a. Client’s best interests: Rule 303(a) requires a barrister to promote fearlessly and by all proper and lawful means the lay client’s best interests and to do so without regard to his or her own interests.

b. Independence: Rule 306(a) states that you must not permit your absolute independence, integrity and freedom from external pressures to be compromised.

c. Trust and confidence: Rule 301(a)(iii) provides that you must not behave in a way which is likely to diminish the trust and confidence which the public places in you or the profession.

d. Confidentiality: Rule 702 requires you to preserve the confidentiality of your lay client’s affairs and you must not undermine this unless permitted to do so by law or with the express consent of the lay client.

The new Handbook does not itself seem to contain any specific reference to social media, but section C2, under which the guidance in para gC22 refers back to the old Code of Conduct quote above, is concerned with “Behaving ethically”.

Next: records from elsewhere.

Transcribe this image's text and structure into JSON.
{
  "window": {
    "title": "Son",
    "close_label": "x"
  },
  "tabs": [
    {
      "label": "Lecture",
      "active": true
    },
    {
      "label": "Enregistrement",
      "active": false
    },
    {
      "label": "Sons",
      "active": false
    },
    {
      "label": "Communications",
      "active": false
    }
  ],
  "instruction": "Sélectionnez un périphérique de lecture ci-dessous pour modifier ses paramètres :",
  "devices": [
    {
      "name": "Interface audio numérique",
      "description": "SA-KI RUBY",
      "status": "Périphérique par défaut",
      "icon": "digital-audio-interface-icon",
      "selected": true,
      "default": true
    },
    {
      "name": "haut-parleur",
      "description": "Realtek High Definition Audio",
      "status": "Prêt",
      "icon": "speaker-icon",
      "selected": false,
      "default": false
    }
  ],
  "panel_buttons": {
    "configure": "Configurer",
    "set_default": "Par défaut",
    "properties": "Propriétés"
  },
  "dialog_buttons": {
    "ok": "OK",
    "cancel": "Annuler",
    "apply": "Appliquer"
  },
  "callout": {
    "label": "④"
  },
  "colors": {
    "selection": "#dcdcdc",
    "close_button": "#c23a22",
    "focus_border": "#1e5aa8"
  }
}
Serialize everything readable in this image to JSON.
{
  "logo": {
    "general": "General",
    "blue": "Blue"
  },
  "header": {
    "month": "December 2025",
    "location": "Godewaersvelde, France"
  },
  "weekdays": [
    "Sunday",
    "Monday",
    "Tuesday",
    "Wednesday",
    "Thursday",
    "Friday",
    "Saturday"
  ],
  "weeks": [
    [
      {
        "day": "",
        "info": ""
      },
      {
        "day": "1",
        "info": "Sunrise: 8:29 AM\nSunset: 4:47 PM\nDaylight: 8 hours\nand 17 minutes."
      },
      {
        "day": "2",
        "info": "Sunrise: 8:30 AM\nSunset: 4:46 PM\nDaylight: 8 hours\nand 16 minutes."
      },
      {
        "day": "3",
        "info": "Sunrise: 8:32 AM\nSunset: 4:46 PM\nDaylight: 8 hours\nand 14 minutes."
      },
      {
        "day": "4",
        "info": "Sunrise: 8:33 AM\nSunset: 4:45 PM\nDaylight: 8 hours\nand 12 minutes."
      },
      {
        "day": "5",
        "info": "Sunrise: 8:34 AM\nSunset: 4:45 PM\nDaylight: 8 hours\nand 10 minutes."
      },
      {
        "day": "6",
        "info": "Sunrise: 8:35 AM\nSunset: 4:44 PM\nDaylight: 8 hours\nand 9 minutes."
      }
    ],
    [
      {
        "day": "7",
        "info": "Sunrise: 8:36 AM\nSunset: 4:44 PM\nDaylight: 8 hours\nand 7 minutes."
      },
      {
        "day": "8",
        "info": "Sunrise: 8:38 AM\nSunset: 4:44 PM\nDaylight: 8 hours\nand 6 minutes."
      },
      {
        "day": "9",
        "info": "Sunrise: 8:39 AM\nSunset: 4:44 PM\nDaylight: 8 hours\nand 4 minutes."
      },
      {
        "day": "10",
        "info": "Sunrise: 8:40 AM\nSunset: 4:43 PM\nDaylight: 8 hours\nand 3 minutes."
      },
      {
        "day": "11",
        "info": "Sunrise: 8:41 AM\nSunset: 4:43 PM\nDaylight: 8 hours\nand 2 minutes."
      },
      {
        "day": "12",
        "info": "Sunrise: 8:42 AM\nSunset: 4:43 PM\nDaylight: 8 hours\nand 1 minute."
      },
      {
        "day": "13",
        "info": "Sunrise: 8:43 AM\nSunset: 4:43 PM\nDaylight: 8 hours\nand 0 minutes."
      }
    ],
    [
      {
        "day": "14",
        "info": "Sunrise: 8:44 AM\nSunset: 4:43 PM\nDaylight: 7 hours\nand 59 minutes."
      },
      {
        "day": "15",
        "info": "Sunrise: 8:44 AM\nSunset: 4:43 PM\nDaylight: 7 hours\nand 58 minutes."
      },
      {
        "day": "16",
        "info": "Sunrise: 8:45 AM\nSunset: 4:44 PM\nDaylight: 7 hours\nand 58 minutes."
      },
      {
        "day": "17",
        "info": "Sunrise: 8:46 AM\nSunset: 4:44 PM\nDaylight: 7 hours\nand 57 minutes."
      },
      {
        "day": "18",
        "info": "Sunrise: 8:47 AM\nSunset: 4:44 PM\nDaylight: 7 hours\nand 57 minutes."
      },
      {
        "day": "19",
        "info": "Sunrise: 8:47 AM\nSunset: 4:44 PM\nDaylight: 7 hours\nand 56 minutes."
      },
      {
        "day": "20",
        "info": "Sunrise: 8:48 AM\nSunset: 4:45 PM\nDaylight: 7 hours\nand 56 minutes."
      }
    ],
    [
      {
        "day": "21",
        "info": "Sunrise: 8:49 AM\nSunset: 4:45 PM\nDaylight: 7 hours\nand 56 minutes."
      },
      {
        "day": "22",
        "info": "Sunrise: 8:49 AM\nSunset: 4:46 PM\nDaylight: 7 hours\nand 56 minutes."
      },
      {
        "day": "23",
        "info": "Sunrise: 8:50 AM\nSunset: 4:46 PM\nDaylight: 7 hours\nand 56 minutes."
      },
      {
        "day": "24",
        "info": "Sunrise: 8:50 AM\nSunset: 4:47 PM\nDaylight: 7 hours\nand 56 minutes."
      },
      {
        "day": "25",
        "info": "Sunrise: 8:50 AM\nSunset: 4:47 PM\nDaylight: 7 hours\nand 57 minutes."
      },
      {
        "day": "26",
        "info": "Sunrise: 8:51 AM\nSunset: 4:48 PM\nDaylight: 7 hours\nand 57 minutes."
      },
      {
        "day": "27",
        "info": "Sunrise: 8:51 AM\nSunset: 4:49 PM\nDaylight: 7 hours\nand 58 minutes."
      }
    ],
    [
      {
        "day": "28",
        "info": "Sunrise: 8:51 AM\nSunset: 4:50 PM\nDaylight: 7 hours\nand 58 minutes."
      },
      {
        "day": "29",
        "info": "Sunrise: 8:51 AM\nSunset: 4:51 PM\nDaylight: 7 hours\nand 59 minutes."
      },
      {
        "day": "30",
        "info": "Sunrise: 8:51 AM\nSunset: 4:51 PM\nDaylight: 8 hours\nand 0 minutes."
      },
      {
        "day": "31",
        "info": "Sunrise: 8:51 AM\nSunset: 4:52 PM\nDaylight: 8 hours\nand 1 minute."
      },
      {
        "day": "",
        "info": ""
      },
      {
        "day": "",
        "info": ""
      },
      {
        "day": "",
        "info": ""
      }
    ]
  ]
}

What about solicitors?

The Solicitors Regulation Authority (SRA) Code of Conduct does not appear to contain any references to social media as such, but there is a chapter (Chapter 8) on Publicity, aspects of which may be relevant. However, the Law Society has issued a very specific Practice note on Social Media, which deals with the matter pretty thoroughly. It mirrors the IBA guidance in warning:

In addition to the benefits, it is important that there is an awareness of the potential risks involved. One of the fundamental considerations that those participating in social media activity should take into account is the potential blurring of the boundaries between personal and professional use, and the importance of recognising that the same ethical obligations apply to professional conduct in an online environment.”

It then identifies, at para 3, how the use of social media should adhere to the Principles and SRA Code of Conduct, including:

  • Principle 2- You must act with integrity
  • Principle 3- You must not allow your independence to be compromised
  • Principle 6- You must behave in a way that maintains the trust the public places in you and in the provision of legal services

adding:

In addition to these Principles, you must consider the SRA Code of Conduct 2011 (SRA Code) when you are participating in social media, specifically chapter 1 on Client care, chapter 4 on Confidentiality and disclosure, chapter 8 on Publicity and chapter 11 on Relations with third parties.

No doubt all professions need to consider how their members interact with each other and with the public via social media, but lawyers in particular need to take care, bearing in mind that their own reputation is one of their most valuable professional assets, and no one can protect a client’s reputation and interest without first protecting their own.

 

UPDATED 12 July 2014. The SRA has commented as follows:

Chapter 8 of the Code of Conduct deals with the outcomes solicitors must achieve when deciding on their publicity materials.

Outcome 8.3 is usually the most instructive of these, as it says: “you do not make unsolicited approaches in person or by telephone to members of the public in order to publicise your firm or in-house practice or another business”.

The ethos of this, as outlined in Indicative Behaviour IB8(5), is that it’s okay to have publicity where people will see it, but can ignore it. If they have no choice but to interact – answer the telephone, talk to someone in the street etc – then the Code has been breached.

Translating this for Social Media, if a firm was using its Twitter account to publicise its services, that’s fine as the account would need to be followed or found in a search. If the firm tagged someone by username in a tweet however, they would have to be confident that that wasn’t classed as intrusive.

There have been discussions about whether more specific guidance is needed about Social Media and how Chapter 8 impacts upon it, but as yet we have no evidence that solicitors are failing to achieve the outcomes. If we did find there was a problem, then we would of course review the situation.

 

 

Comments on this piece will be welcome via twitter @TheICLR (publisher) and/or @maggotlaw (author).

Image gratefully adopted from Authority Publishing.